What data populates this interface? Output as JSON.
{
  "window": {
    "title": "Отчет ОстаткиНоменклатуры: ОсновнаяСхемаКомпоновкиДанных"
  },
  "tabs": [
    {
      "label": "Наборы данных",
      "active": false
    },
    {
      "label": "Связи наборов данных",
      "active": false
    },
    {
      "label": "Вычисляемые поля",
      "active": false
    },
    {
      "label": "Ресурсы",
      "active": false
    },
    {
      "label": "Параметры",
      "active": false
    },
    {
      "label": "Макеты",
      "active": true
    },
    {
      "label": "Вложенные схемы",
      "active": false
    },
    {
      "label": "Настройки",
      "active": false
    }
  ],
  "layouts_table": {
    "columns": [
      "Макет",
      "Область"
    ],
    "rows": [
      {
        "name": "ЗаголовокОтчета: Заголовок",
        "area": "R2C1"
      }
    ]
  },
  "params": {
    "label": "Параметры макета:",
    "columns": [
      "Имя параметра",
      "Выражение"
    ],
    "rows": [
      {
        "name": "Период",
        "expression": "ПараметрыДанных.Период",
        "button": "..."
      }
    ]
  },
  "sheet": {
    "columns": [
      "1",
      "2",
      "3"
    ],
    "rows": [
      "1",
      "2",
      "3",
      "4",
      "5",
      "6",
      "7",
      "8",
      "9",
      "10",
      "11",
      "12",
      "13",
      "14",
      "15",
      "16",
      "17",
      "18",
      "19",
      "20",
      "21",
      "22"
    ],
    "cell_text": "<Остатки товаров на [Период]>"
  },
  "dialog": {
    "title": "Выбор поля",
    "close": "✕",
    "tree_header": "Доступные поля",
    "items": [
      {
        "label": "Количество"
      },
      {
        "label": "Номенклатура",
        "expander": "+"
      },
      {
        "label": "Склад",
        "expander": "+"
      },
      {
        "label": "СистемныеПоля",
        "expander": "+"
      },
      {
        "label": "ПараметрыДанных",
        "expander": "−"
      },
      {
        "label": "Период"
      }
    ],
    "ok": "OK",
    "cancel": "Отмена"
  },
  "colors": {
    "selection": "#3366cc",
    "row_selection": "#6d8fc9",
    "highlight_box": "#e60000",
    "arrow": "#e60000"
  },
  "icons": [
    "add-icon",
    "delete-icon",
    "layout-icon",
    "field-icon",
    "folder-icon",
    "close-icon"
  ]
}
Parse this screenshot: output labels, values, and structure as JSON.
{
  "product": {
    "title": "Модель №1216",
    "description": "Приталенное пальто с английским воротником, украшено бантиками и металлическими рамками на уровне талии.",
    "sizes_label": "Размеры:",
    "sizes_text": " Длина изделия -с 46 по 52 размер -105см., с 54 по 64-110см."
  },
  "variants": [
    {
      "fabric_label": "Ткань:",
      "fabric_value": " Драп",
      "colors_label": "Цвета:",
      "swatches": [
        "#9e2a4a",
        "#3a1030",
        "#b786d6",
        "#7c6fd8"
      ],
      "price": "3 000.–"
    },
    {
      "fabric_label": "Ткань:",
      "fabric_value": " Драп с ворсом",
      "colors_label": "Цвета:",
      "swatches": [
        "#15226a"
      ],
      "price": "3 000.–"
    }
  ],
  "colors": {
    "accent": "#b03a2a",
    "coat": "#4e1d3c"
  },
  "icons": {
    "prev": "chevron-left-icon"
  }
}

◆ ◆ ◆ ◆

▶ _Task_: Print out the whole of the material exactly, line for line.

▶ _Solution below_:
What data populates this interface? Output as JSON.
{
  "window": {
    "title": "Отчет ОстаткиНоменклатуры: ОсновнаяСхемаКомпоновкиДанных"
  },
  "tabs": [
    {
      "label": "Наборы данных",
      "active": false
    },
    {
      "label": "Связи наборов данных",
      "active": false
    },
    {
      "label": "Вычисляемые поля",
      "active": false
    },
    {
      "label": "Ресурсы",
      "active": false
    },
    {
      "label": "Параметры",
      "active": false
    },
    {
      "label": "Макеты",
      "active": true
    },
    {
      "label": "Вложенные схемы",
      "active": false
    },
    {
      "label": "Настройки",
      "active": false
    }
  ],
  "layouts_table": {
    "columns": [
      "Макет",
      "Область"
    ],
    "rows": [
      {
        "name": "ЗаголовокОтчета: Заголовок",
        "area": "R2C1"
      }
    ]
  },
  "params": {
    "label": "Параметры макета:",
    "columns": [
      "Имя параметра",
      "Выражение"
    ],
    "rows": [
      {
        "name": "Период",
        "expression": "ПараметрыДанных.Период",
        "button": "..."
      }
    ]
  },
  "sheet": {
    "columns": [
      "1",
      "2",
      "3"
    ],
    "rows": [
      "1",
      "2",
      "3",
      "4",
      "5",
      "6",
      "7",
      "8",
      "9",
      "10",
      "11",
      "12",
      "13",
      "14",
      "15",
      "16",
      "17",
      "18",
      "19",
      "20",
      "21",
      "22"
    ],
    "cell_text": "<Остатки товаров на [Период]>"
  },
  "dialog": {
    "title": "Выбор поля",
    "close": "✕",
    "tree_header": "Доступные поля",
    "items": [
      {
        "label": "Количество"
      },
      {
        "label": "Номенклатура",
        "expander": "+"
      },
      {
        "label": "Склад",
        "expander": "+"
      },
      {
        "label": "СистемныеПоля",
        "expander": "+"
      },
      {
        "label": "ПараметрыДанных",
        "expander": "−"
      },
      {
        "label": "Период"
      }
    ],
    "ok": "OK",
    "cancel": "Отмена"
  },
  "colors": {
    "selection": "#3366cc",
    "row_selection": "#6d8fc9",
    "highlight_box": "#e60000",
    "arrow": "#e60000"
  },
  "icons": [
    "add-icon",
    "delete-icon",
    "layout-icon",
    "field-icon",
    "folder-icon",
    "close-icon"
  ]
}
Parse this screenshot: output labels, values, and structure as JSON.
{
  "product": {
    "title": "Модель №1216",
    "description": "Приталенное пальто с английским воротником, украшено бантиками и металлическими рамками на уровне талии.",
    "sizes_label": "Размеры:",
    "sizes_text": " Длина изделия -с 46 по 52 размер -105см., с 54 по 64-110см."
  },
  "variants": [
    {
      "fabric_label": "Ткань:",
      "fabric_value": " Драп",
      "colors_label": "Цвета:",
      "swatches": [
        "#9e2a4a",
        "#3a1030",
        "#b786d6",
        "#7c6fd8"
      ],
      "price": "3 000.–"
    },
    {
      "fabric_label": "Ткань:",
      "fabric_value": " Драп с ворсом",
      "colors_label": "Цвета:",
      "swatches": [
        "#15226a"
      ],
      "price": "3 000.–"
    }
  ],
  "colors": {
    "accent": "#b03a2a",
    "coat": "#4e1d3c"
  },
  "icons": {
    "prev": "chevron-left-icon"
  }
}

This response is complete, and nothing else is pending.